Dubai Police to use drones to capture traffic violators
The next time you find yourself stuck in traffic, be sure to look out for Dubai Police’s new drones.
Launched just yesterday, the new initiative will see the city’s law enforcement use a series of drones to capture live broadcast recordings of traffic as well as major events happening within the emirate.
The drones run using 4G technology and are controlled by highly skilled officers in the command room, where all the footage is sent.
Speaking on the initiative, the Commander-in-Chief of Dubai Police Major-General Abdullah Khalifa Al Merri said: “The new technology will help to record events, emergencies, disasters and accidents in Dubai and live broadcast to the command room so the officer can take proper decisions on time. It will also archive the recordings to use them for training purposes.”
With regards to data capturing, speed and battery life, the director of the drone project, Lieutenant Mohammed Omar Al Muhairi, said: “The drone was modified with long-life battery to stay in the sky as long as possible. It is fast and can transfer [live feed] from more different angles as compared with live broadcast from helicopters.”
He added: “We built the drone using Dubai Police resources and technology and it’s cheaper and working perfectly.”
It seems like the city’s police force isn’t the only entity utlising drone technology.
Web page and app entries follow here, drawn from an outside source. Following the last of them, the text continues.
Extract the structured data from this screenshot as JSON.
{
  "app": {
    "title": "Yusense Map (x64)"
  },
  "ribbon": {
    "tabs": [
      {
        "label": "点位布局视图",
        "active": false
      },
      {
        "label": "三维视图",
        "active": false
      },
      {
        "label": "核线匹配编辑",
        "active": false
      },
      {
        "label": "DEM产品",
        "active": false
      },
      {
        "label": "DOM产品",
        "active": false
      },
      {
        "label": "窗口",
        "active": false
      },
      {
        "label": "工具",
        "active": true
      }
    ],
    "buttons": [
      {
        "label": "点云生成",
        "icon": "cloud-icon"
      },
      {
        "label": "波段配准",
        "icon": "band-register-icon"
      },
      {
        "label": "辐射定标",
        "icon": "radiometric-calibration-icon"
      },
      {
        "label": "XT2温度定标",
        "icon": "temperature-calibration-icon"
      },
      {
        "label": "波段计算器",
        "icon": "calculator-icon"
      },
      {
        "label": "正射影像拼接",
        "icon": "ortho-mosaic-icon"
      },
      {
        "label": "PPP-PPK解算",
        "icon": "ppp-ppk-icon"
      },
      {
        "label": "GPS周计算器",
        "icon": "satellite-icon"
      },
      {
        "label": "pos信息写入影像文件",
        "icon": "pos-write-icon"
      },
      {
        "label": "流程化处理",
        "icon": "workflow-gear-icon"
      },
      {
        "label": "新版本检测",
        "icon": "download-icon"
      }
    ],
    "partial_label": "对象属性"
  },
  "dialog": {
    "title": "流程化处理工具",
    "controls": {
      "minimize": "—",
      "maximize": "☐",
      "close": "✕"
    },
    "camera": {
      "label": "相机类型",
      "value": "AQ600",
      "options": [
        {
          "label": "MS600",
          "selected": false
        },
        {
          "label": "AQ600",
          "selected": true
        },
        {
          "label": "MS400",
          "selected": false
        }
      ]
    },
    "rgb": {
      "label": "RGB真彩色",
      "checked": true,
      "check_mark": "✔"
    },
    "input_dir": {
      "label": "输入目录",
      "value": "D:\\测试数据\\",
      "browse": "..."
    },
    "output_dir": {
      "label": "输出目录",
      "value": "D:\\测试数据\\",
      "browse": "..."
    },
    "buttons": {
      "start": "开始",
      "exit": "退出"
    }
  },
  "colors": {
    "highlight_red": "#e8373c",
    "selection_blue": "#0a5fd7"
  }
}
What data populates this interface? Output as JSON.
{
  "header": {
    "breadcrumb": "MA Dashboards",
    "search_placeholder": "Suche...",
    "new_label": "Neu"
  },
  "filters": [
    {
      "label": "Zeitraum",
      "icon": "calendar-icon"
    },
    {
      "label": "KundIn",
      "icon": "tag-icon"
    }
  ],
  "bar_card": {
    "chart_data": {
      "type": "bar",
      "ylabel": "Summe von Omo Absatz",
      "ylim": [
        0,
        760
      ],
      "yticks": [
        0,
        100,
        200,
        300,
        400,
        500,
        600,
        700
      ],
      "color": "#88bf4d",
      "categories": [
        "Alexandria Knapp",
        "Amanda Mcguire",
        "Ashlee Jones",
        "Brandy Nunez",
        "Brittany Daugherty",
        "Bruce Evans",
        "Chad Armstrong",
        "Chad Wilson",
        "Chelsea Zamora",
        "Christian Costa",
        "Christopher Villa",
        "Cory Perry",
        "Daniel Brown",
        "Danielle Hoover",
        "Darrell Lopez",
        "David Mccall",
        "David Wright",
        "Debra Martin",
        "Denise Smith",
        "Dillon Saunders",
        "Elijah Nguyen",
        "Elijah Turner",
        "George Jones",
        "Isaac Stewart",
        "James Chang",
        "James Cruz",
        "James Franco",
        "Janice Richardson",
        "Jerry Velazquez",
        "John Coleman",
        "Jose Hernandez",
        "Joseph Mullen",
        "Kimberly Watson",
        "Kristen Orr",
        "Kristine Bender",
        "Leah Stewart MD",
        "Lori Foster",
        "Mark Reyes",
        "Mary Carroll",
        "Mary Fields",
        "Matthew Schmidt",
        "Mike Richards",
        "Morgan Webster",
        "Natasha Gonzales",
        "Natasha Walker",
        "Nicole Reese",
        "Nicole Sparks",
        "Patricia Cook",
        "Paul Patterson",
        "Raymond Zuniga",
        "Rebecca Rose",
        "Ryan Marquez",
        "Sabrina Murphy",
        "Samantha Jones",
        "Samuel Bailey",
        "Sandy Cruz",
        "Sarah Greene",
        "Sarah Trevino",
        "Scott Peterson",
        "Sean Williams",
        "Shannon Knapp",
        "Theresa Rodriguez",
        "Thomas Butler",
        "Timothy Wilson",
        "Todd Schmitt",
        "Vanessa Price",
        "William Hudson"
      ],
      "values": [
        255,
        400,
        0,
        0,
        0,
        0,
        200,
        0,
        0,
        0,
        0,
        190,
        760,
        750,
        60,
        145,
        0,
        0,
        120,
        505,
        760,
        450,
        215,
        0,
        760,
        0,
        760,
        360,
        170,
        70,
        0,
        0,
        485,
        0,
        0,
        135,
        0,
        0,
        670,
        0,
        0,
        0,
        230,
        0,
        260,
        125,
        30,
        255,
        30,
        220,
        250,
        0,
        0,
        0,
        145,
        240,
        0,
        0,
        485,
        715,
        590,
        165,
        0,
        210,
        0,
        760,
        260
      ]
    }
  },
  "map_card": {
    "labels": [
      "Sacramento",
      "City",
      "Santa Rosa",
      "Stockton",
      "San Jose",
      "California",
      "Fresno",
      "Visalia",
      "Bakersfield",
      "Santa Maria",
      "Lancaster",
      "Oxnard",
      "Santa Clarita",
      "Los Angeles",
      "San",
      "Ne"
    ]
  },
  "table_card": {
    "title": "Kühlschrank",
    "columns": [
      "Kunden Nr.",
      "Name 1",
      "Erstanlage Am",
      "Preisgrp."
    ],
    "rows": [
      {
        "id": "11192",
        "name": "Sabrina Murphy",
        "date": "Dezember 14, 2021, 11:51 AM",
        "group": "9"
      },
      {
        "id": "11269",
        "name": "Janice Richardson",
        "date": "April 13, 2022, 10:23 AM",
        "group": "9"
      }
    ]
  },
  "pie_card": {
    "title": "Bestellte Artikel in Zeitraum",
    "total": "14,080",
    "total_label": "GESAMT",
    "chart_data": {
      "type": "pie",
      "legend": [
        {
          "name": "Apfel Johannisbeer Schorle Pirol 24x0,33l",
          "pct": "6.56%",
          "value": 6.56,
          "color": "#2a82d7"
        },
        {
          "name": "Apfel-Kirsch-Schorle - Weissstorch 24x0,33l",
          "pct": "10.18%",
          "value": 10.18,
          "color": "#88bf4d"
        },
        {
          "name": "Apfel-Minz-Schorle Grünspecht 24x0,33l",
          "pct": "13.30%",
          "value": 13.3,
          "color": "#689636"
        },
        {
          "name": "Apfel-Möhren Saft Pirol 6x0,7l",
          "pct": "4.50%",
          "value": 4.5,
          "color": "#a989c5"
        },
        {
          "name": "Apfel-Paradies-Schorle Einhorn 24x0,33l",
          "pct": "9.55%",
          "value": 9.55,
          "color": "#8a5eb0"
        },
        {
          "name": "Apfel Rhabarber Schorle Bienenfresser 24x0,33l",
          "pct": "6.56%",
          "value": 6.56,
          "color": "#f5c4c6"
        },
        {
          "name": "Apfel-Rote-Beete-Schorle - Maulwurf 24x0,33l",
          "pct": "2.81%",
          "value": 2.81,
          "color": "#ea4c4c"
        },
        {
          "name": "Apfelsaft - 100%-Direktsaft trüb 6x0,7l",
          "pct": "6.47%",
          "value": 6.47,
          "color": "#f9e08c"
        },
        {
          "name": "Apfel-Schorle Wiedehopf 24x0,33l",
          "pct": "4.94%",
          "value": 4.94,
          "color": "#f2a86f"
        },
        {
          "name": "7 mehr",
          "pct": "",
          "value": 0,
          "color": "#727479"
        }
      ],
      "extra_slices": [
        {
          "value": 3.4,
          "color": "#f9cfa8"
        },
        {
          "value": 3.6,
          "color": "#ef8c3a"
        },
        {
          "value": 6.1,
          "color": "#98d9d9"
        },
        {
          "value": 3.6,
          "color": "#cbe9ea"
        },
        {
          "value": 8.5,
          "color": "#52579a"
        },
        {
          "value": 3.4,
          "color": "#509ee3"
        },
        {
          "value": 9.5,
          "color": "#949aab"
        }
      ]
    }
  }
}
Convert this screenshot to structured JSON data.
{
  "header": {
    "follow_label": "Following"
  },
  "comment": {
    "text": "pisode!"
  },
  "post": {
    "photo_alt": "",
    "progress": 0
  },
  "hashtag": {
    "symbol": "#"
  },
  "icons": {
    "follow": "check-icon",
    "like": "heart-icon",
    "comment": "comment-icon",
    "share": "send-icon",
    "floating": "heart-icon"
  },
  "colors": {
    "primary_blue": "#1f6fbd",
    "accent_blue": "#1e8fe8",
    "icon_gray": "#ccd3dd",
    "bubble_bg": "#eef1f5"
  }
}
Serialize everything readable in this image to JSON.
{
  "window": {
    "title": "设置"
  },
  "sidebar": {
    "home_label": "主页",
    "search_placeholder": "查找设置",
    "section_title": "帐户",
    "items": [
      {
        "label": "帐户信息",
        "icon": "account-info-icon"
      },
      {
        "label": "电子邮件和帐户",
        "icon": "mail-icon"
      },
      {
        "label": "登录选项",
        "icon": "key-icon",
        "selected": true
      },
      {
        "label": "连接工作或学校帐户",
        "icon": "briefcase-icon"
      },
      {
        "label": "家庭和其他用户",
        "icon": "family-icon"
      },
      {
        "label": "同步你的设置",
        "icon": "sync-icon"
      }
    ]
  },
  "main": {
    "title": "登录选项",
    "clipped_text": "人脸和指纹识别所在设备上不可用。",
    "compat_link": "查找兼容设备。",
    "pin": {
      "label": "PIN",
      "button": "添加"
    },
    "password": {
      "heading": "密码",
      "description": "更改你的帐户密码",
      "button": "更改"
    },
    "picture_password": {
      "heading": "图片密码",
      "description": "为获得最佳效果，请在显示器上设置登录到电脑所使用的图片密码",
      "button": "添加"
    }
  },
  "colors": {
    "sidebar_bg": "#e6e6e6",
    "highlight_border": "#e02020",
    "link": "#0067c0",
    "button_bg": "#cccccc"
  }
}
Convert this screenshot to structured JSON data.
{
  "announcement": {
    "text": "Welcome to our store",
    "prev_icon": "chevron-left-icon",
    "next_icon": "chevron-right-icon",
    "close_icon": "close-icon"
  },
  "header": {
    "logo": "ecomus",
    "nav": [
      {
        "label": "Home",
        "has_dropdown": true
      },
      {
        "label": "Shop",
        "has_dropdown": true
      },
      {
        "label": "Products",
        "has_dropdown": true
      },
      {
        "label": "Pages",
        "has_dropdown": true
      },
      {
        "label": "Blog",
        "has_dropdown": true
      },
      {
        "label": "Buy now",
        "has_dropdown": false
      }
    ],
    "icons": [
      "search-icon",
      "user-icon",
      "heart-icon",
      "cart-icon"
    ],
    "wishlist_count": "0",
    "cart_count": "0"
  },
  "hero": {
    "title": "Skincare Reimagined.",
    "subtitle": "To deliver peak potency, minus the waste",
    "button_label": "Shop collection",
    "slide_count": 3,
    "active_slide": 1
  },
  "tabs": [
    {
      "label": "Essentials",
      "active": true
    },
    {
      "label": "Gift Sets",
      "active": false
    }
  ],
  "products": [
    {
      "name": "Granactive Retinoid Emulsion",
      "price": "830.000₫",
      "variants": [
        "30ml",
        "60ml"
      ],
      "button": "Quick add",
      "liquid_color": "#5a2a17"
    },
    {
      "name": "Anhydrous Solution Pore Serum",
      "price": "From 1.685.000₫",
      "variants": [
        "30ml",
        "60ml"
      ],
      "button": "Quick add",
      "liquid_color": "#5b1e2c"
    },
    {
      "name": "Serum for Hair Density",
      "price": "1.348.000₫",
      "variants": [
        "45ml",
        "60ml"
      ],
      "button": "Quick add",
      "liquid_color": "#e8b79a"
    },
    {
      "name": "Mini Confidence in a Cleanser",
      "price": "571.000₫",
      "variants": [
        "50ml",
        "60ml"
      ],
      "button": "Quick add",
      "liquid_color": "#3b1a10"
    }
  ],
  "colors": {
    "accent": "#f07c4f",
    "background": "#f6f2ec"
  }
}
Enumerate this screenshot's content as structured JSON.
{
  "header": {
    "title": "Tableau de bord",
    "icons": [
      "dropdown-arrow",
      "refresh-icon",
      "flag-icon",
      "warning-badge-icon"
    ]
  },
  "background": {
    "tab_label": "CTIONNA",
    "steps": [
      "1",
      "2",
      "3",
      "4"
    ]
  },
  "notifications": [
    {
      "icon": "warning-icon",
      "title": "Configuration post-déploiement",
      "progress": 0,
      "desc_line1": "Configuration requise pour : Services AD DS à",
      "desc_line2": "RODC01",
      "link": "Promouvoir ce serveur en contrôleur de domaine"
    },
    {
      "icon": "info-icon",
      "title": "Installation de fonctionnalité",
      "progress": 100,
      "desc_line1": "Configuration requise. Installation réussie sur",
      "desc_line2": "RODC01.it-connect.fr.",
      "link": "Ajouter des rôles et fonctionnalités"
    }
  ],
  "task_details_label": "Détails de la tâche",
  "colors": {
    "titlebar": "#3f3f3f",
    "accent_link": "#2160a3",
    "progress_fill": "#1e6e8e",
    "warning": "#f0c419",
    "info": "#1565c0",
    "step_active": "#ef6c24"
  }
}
Earlier this week, Costa made their first delivery using the nifty, time saving device. It sent the brand’s latest Frostino and Cold Brew range to customers on Kite Beach from its branch on Jumeirah Beach Road.
Shemaine Jones, head of marketing at Costa Coffee UAE, commented: “Dubai is known for leading the way with innovative technology and drones are the next frontier for instant delivery. Our customers told us they’d love to have their favourite drinks dropped off by drones, so we’re super excited to have successfully tested this service, enabling beach-goers to enjoy ice cold beverages without leaving the comfort of their sun-loungers.”